The pandemic has flipped college sports literally and virtually upside down since last spring. Volleyball finished its 2021 season earlier this month instead of last fall. HBCU football is now underway as well. The MSR in separate interviews spoke to Iowa Volleyball Coach Vicki Brown and Hamline Football Coach Chip Taylor on how they have handled the topsy-turvy world of sports under a viral threat.
The Big Ten’s first pandemic-influenced season is completed. Minnesota will begin their NCAA Tournament play April 15 as the third overall seed. This is the first time the tournament is being held during the spring.
Iowa’s 2021 season concluded April 2-3 at Minnesota after being swept 3-0 in consecutive matches and finishing with a 4-16 record. The Hawkeyes missed two matches due to COVID-19 protocols.
Second-year Head Coach Vicki Brown told the MSR that the season for her players was challenging and forced adjustments just as it was for virtually everyone playing sports these days. Especially academically—her players for the most part took their classes on line and not in the classroom.
“You see the extra stress on the court,” Brown said. “I think it’s more academic frustration seen on the court this year.”
The Hawkeyes were mostly young, and too often this showed as they tried to stay competitive in a very competitive Big Ten, one of the nation’s top volleyball conferences. The final scores, Brown added, often didn’t tell the complete story and the matches weren’t “a complete wipeout.”
“Everyone in this conference is tough,” said Brown. “Your job is to stop them.”
Brown is one of three Black female head coaches in the Power 5 conferences; Michaela Franklin (Clemson) and Marci Byers (Virginia Tech) are the others. According to the NCAA, there are only 16 Black head women’s coaches in Division I in 2019. Black colleges have more—all 10 SWAC coaches are Black women.
Diversity in volleyball over the years has maintained a snail’s pace: an increase of two Black HCs from 2012 (25) to 2020 (27). But Black female players over the same time have seen their numbers growing more significantly, from 609 in 2012 to 862 in 2020.
Brown easily recalls her college days as a twice All-Big Ten honorable mention at Illinois during the mid-2000s “seeing me and another Blacks” on the court, she said.
After playing pro ball overseas, Brown moved into coaching several years ago. “I use my platform” as a head coach to hopefully influence other Black females to try coaching after their playing career comes to an end. “Women seeing other women, and the more women coaches you see” will help improve the sport’s diversity, she said.
Without a typical spring to work on individual and team development, Brown is looking to a normal fall season later this year.

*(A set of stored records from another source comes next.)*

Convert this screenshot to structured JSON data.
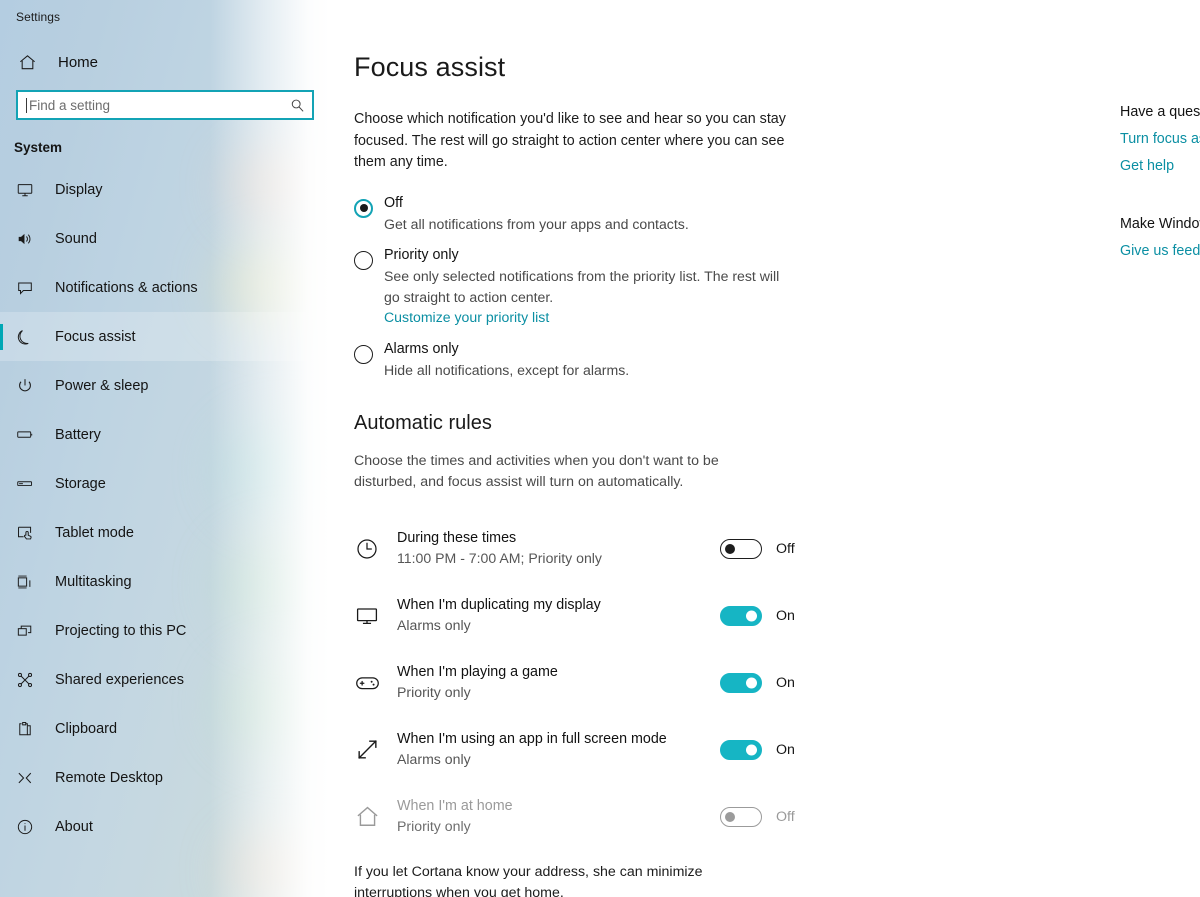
{
  "window": {
    "app_title": "Settings"
  },
  "sidebar": {
    "home_label": "Home",
    "home_icon": "home-icon",
    "search": {
      "placeholder": "Find a setting",
      "value": "",
      "icon": "search-icon"
    },
    "group_label": "System",
    "accent_color": "#00a7b5",
    "items": [
      {
        "label": "Display",
        "icon": "monitor-icon",
        "selected": false
      },
      {
        "label": "Sound",
        "icon": "speaker-icon",
        "selected": false
      },
      {
        "label": "Notifications & actions",
        "icon": "chat-bubble-icon",
        "selected": false
      },
      {
        "label": "Focus assist",
        "icon": "moon-icon",
        "selected": true
      },
      {
        "label": "Power & sleep",
        "icon": "power-icon",
        "selected": false
      },
      {
        "label": "Battery",
        "icon": "battery-icon",
        "selected": false
      },
      {
        "label": "Storage",
        "icon": "storage-icon",
        "selected": false
      },
      {
        "label": "Tablet mode",
        "icon": "tablet-touch-icon",
        "selected": false
      },
      {
        "label": "Multitasking",
        "icon": "multitasking-icon",
        "selected": false
      },
      {
        "label": "Projecting to this PC",
        "icon": "project-screen-icon",
        "selected": false
      },
      {
        "label": "Shared experiences",
        "icon": "share-nodes-icon",
        "selected": false
      },
      {
        "label": "Clipboard",
        "icon": "clipboard-icon",
        "selected": false
      },
      {
        "label": "Remote Desktop",
        "icon": "remote-desktop-icon",
        "selected": false
      },
      {
        "label": "About",
        "icon": "info-icon",
        "selected": false
      }
    ]
  },
  "main": {
    "title": "Focus assist",
    "description": "Choose which notification you'd like to see and hear so you can stay focused. The rest will go straight to action center where you can see them any time.",
    "radio_options": [
      {
        "label": "Off",
        "sub": "Get all notifications from your apps and contacts.",
        "checked": true,
        "link": null
      },
      {
        "label": "Priority only",
        "sub": "See only selected notifications from the priority list. The rest will go straight to action center.",
        "checked": false,
        "link": "Customize your priority list"
      },
      {
        "label": "Alarms only",
        "sub": "Hide all notifications, except for alarms.",
        "checked": false,
        "link": null
      }
    ],
    "automatic_rules": {
      "title": "Automatic rules",
      "description": "Choose the times and activities when you don't want to be disturbed, and focus assist will turn on automatically.",
      "rules": [
        {
          "title": "During these times",
          "sub": "11:00 PM - 7:00 AM; Priority only",
          "icon": "clock-icon",
          "state": "Off",
          "on": false,
          "disabled": false
        },
        {
          "title": "When I'm duplicating my display",
          "sub": "Alarms only",
          "icon": "monitor-icon",
          "state": "On",
          "on": true,
          "disabled": false
        },
        {
          "title": "When I'm playing a game",
          "sub": "Priority only",
          "icon": "gamepad-icon",
          "state": "On",
          "on": true,
          "disabled": false
        },
        {
          "title": "When I'm using an app in full screen mode",
          "sub": "Alarms only",
          "icon": "fullscreen-arrows-icon",
          "state": "On",
          "on": true,
          "disabled": false
        },
        {
          "title": "When I'm at home",
          "sub": "Priority only",
          "icon": "house-icon",
          "state": "Off",
          "on": false,
          "disabled": true
        }
      ],
      "footnote": "If you let Cortana know your address, she can minimize interruptions when you get home."
    }
  },
  "right_pane": {
    "help_heading": "Have a question?",
    "help_links": [
      "Turn focus assist on or off",
      "Get help"
    ],
    "feedback_heading": "Make Windows better",
    "feedback_links": [
      "Give us feedback"
    ]
  },
  "colors": {
    "accent": "#00a7b5",
    "link": "#0b8fa3",
    "toggle_on": "#16b5c4",
    "sidebar_top": "#b4cde1"
  }
}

Hopefully.
“The things I see my team [doing well] do take time,” the Iowa HC concluded. “I’m looking forward to [fall] 2021.”
Minnesota opposite hitter Stephanie Samedy was a unanimous selection for this year’s Big Ten Player of the Year. She was among three Black team members who also were honored by the conference.

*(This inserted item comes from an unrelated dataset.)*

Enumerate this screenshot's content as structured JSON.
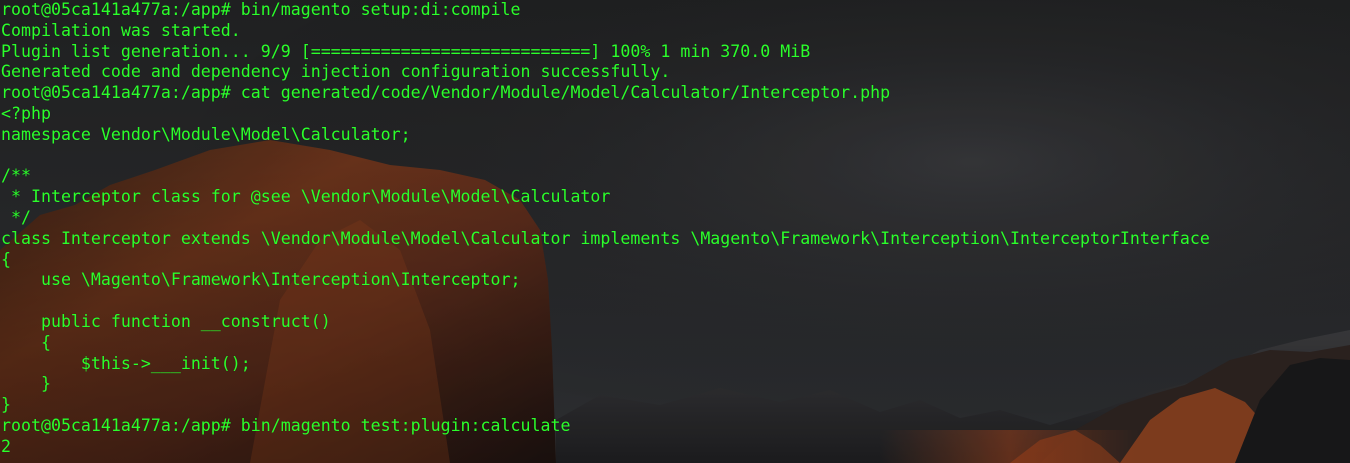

Samedy, a four-time all-conference selection, averaged a league-best 4.11 kills per set and 4.63 points per set, a team-best 259 kills and hit .278. The senior became the first Gopher since 2011 to post 20-plus kills and 20-plus digs in a single match this season.
Freshman Taylor Landfair (first team) and junior Adanna Rollins (second team) joined Samedy as All-Big Ten team members. Landfair also made the conference all-freshman team.
Landfair averaged three kills per set, led the Gophers in kills five times this season, and posted 11 double-digit kill performances. Her 186 kills are second on the team, and she was twice honored as Big Ten Freshman of the Week during the season.
Rollins was third on the team with 158 kills, averaged 2.63 kills per set, and 171 digs.
Charles Hallman is a contributing reporter and award-winning sports columnist at the Minnesota Spokesman-Recorder.